How 401(k) Catch-Up Contributions Can Help You Get on Track for Retirement

Oct 10, 2023 1 min read

Tax-deferred plans like 401(k) accounts are the gold standard for retirement savings, but there are limits to how much you are allowed to invest each year. The limit in 2023 for anyone under the age of 50 is $22,500. Once you hit that midcentury mark, the Internal Revenue Service (IRS) allows you to make additional contributions, beyond the standard contribution limit, to help you speed up savings. These are referred to as catch-up contributions. In 2023, the 401(k) catch-up contribution limit is $7,500, meaning that workers aged 50 and older are allowed to contribute a total of $30,000 per calendar year.

Why You Should Make 401(k) Catch-Up Contributions

For adults over 50 whose retirement savings are lagging or need to be rebuilt, catch-up contributions provide a crucial opportunity to improve the health of your retirement fund in a relatively short period of time.

If you start putting additional money into your 401(k) at age 50 and don’t retire until you are at least 65, you could potentially save over $100,000 in those 15 years. Depending on the economy, that contribution amount could continue to grow even larger depending on compound interest and market returns. Even if you’ve been funding your 401(k) since early adulthood, contributing more may help improve your bottom line in the future. Here’s what else you need to know about making catch-up contributions to your 401(k).

Catch-Up Contribution Restrictions

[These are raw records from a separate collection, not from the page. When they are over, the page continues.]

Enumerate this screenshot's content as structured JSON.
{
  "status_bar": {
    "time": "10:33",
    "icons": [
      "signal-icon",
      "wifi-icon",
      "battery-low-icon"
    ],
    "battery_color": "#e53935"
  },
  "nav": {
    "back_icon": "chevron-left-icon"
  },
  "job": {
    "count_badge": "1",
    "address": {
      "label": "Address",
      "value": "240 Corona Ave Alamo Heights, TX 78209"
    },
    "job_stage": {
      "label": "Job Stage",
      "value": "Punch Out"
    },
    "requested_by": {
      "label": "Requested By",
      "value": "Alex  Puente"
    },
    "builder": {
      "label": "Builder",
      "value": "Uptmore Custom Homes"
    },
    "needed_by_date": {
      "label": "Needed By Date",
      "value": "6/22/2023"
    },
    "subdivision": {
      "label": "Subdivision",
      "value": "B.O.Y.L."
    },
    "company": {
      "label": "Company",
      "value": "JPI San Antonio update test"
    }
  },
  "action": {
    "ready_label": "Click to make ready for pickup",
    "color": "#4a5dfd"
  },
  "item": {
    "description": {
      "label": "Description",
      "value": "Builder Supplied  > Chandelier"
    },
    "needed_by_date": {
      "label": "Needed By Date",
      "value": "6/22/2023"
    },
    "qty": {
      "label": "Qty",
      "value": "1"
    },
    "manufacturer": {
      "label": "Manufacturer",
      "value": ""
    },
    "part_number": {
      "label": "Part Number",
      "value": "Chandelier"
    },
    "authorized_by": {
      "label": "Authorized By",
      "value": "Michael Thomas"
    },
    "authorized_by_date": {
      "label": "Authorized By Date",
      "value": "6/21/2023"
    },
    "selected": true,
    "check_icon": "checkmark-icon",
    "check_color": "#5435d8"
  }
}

Catch-up contributions must be made before the end of the plan year and must be made to a retirement plan via elective deferrals. Employees with at least 15 years of service may be eligible to make additional contributions to a 403(b) plan in addition to the regular catch-up contributions for participants who are age 50 or over. 

Recent Changes to Retirement Account Rules

Beginning in 2026, the IRS will require catch-up contributions for highly compensated employees (HCEs) to be made on an after-tax Roth basis. Taxpayers making over $145,000 won’t be able to get tax deductions on those catch-up contributions as they would with typical 401(k) contributions. However, the money can be withdrawn tax-free in retirement. 

We Can Help You Get Ready for Retirement

No matter how much catching up you may have to do, a Farm Bureau financial advisor may be able to help.

Want to learn more?

Contact a local FBFS agent or advisor for answers personalized to you.